Play Live Radio
Next Up:
0:00
0:00
Available On Air Stations
Our broadcast signals serving the St. George (93.9) and Park City (89.5) areas are off the air due to mechanical issues. Click here for more info.
News
Find KUER's reporting on the races, candidates and more for Utah’s 2018 midterm elections. Click here for our graphics of the U.S. Senate race, 4 Congressional races and Utah ballot initiatives.

Some Results Hang In The Balance While Vote-By-Mail Ballots Are Counted

IMG_3979.JPG
Nicole Nixon / KUER
/
A tabulating machine counts mail-in ballots at the Salt Lake County Clerk's office, June 25, 2018.

With ballots still being tallied from Tuesday’s primary elections in Utah, late-arriving mail-in ballots could swing more competitive races, including a statehouse primary between four Salt Lake City Democrats.

Along with a high-profile Republican Senate primary, mail-in ballots have likely boosted turnout this year, state elections director Justin Lee said. Ballots arriving in the mail before election day also means elections officials can tally them and post results soon after polls close.

“It also strings out results a little bit because voters can cast a ballot” by dropping their mail-in ballot at a drop box on election day,” Lee said. “That takes some time for the counties to process. So, it takes a few more days to work through the vote by mail ballots.”

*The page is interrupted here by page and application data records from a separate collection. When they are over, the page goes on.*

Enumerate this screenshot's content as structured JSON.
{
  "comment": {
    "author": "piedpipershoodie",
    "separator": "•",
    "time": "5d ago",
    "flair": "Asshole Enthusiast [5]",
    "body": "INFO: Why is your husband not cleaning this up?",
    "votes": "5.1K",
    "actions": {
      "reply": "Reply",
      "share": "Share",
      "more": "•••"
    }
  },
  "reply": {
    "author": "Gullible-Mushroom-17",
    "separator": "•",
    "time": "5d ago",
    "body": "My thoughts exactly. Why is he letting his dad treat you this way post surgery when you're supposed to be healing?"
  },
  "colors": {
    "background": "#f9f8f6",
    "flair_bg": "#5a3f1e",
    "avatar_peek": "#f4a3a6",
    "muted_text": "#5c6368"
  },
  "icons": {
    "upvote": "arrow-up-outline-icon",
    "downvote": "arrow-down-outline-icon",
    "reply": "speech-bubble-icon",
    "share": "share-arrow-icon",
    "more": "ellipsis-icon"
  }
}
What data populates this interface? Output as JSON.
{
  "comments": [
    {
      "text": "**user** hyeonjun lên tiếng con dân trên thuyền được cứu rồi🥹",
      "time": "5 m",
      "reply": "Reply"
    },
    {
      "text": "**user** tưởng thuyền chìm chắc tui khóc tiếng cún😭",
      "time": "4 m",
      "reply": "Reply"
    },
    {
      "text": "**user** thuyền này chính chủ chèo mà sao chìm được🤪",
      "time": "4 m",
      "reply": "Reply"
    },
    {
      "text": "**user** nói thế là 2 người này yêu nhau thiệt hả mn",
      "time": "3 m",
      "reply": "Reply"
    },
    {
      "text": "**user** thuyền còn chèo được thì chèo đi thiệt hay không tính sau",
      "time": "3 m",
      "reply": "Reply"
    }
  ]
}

That means some close races, like a four-way Democratic primary to fill Rep. Rebecca Chavez-Houck’s Salt Lake City House seat, will be nail-biters for a few more days. Out of four Democratic candidates on the ballot in that race, early results show less than 100 votes separating the top two candidates, Jen Dailey-Provost and Igor Limansky.  

State lawmakers have talked about runoff elections and ranked-choice voting. But it’s not a reality yet, even if a candidate in a three-way race doesn’t break 50 percent..

“Whoever gets the most votes, regardless of how many votes that is, wins the race,” Lee said.

County clerks will update results into next week as they receive late-arriving mail-in ballots.

KUER is listener-supported public radio. Support this work by making a donation today.